▶ _Task details_
Below is a block of records; reproduce all of them exactly and leave out any pictures.

▶ _Records for the task_

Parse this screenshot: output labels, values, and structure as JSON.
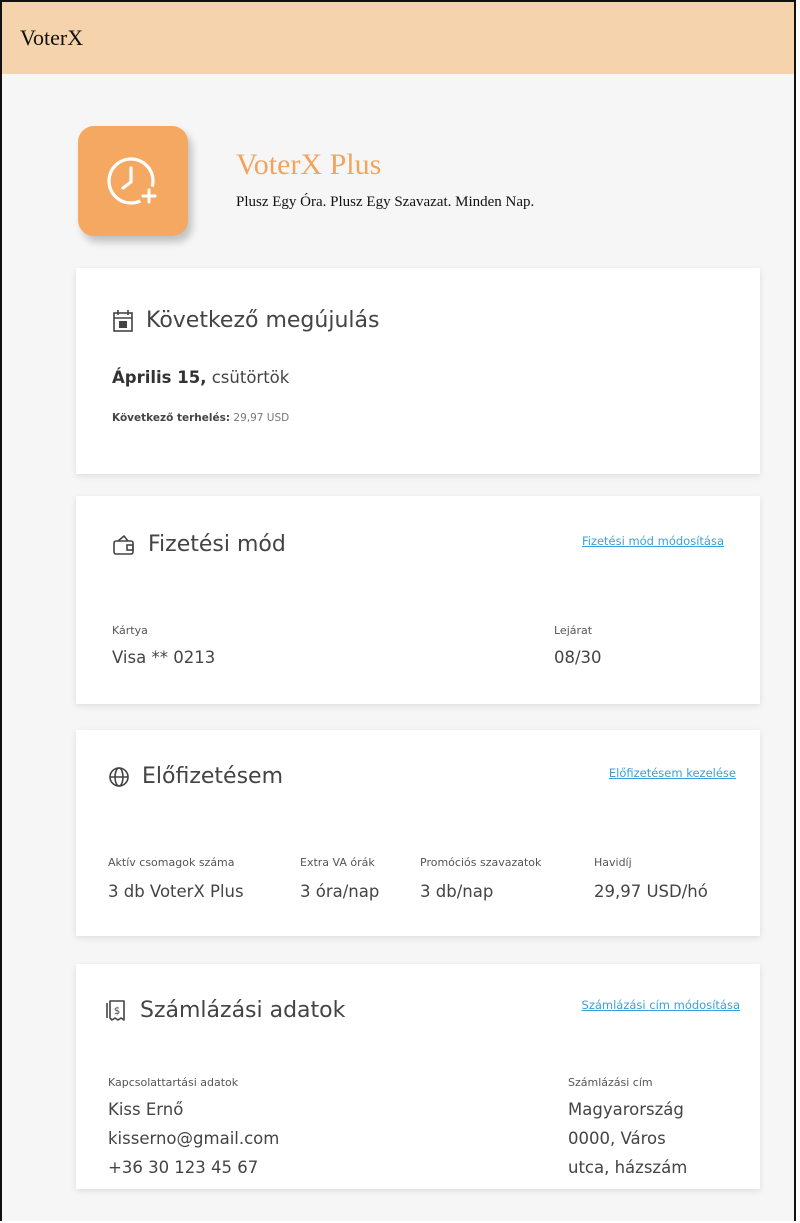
{
  "appbar": {
    "title": "VoterX"
  },
  "hero": {
    "logo_icon": "clock-plus-icon",
    "title": "VoterX Plus",
    "subtitle": "Plusz Egy Óra. Plusz Egy Szavazat. Minden Nap."
  },
  "renewal": {
    "icon": "calendar-icon",
    "title": "Következő megújulás",
    "date_bold": "Április 15,",
    "date_rest": " csütörtök",
    "charge_label": "Következő terhelés:",
    "charge_value": " 29,97 USD"
  },
  "payment": {
    "icon": "wallet-icon",
    "title": "Fizetési mód",
    "link": "Fizetési mód módosítása",
    "card_label": "Kártya",
    "card_value": "Visa ** 0213",
    "expiry_label": "Lejárat",
    "expiry_value": "08/30"
  },
  "subscription": {
    "icon": "globe-icon",
    "title": "Előfizetésem",
    "link": "Előfizetésem kezelése",
    "fields": [
      {
        "label": "Aktív csomagok száma",
        "value": "3 db VoterX Plus"
      },
      {
        "label": "Extra VA órák",
        "value": "3 óra/nap"
      },
      {
        "label": "Promóciós szavazatok",
        "value": "3 db/nap"
      },
      {
        "label": "Havidíj",
        "value": "29,97 USD/hó"
      }
    ]
  },
  "billing": {
    "icon": "receipt-icon",
    "title": "Számlázási adatok",
    "link": "Számlázási cím módosítása",
    "contact_label": "Kapcsolattartási adatok",
    "contact_lines": [
      "Kiss Ernő",
      "kisserno@gmail.com",
      "+36 30 123 45 67"
    ],
    "address_label": "Számlázási cím",
    "address_lines": [
      "Magyarország",
      "0000, Város",
      "utca, házszám"
    ]
  },
  "colors": {
    "appbar_bg": "#f4d3ad",
    "accent": "#f0a55f",
    "logo_bg": "#f5a862",
    "link": "#3aa0d8"
  }
}
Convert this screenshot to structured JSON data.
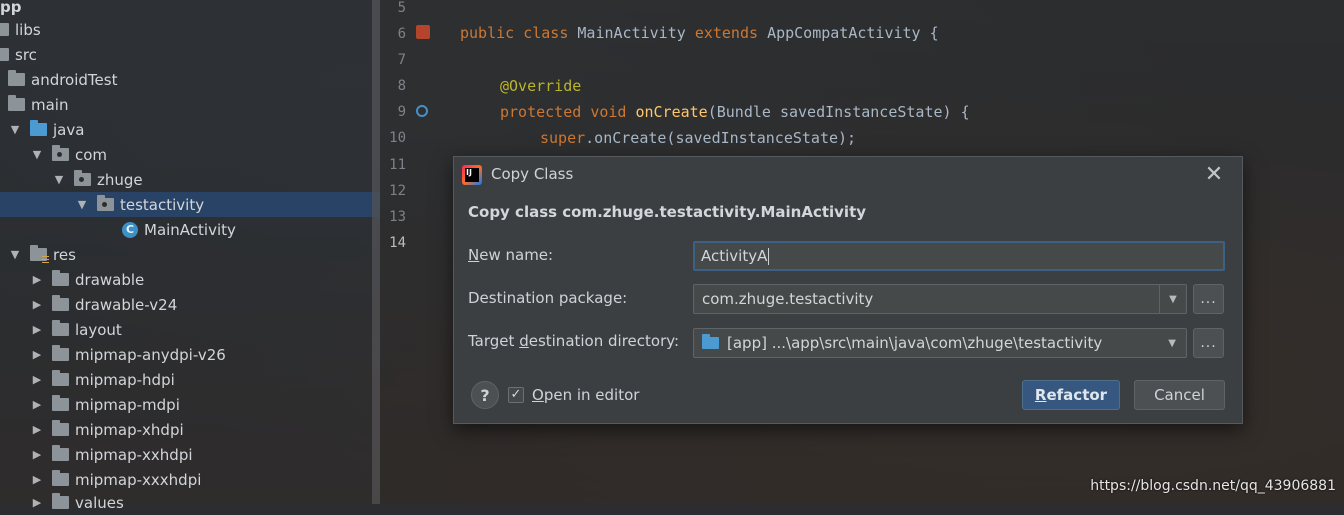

▶ _Response to this exercise_
Parse this screenshot: output labels, values, and structure as JSON.
{
  "appbar": {
    "title": "VoterX"
  },
  "hero": {
    "logo_icon": "clock-plus-icon",
    "title": "VoterX Plus",
    "subtitle": "Plusz Egy Óra. Plusz Egy Szavazat. Minden Nap."
  },
  "renewal": {
    "icon": "calendar-icon",
    "title": "Következő megújulás",
    "date_bold": "Április 15,",
    "date_rest": " csütörtök",
    "charge_label": "Következő terhelés:",
    "charge_value": " 29,97 USD"
  },
  "payment": {
    "icon": "wallet-icon",
    "title": "Fizetési mód",
    "link": "Fizetési mód módosítása",
    "card_label": "Kártya",
    "card_value": "Visa ** 0213",
    "expiry_label": "Lejárat",
    "expiry_value": "08/30"
  },
  "subscription": {
    "icon": "globe-icon",
    "title": "Előfizetésem",
    "link": "Előfizetésem kezelése",
    "fields": [
      {
        "label": "Aktív csomagok száma",
        "value": "3 db VoterX Plus"
      },
      {
        "label": "Extra VA órák",
        "value": "3 óra/nap"
      },
      {
        "label": "Promóciós szavazatok",
        "value": "3 db/nap"
      },
      {
        "label": "Havidíj",
        "value": "29,97 USD/hó"
      }
    ]
  },
  "billing": {
    "icon": "receipt-icon",
    "title": "Számlázási adatok",
    "link": "Számlázási cím módosítása",
    "contact_label": "Kapcsolattartási adatok",
    "contact_lines": [
      "Kiss Ernő",
      "kisserno@gmail.com",
      "+36 30 123 45 67"
    ],
    "address_label": "Számlázási cím",
    "address_lines": [
      "Magyarország",
      "0000, Város",
      "utca, házszám"
    ]
  },
  "colors": {
    "appbar_bg": "#f4d3ad",
    "accent": "#f0a55f",
    "logo_bg": "#f5a862",
    "link": "#3aa0d8"
  }
}
Convert this screenshot to structured JSON data.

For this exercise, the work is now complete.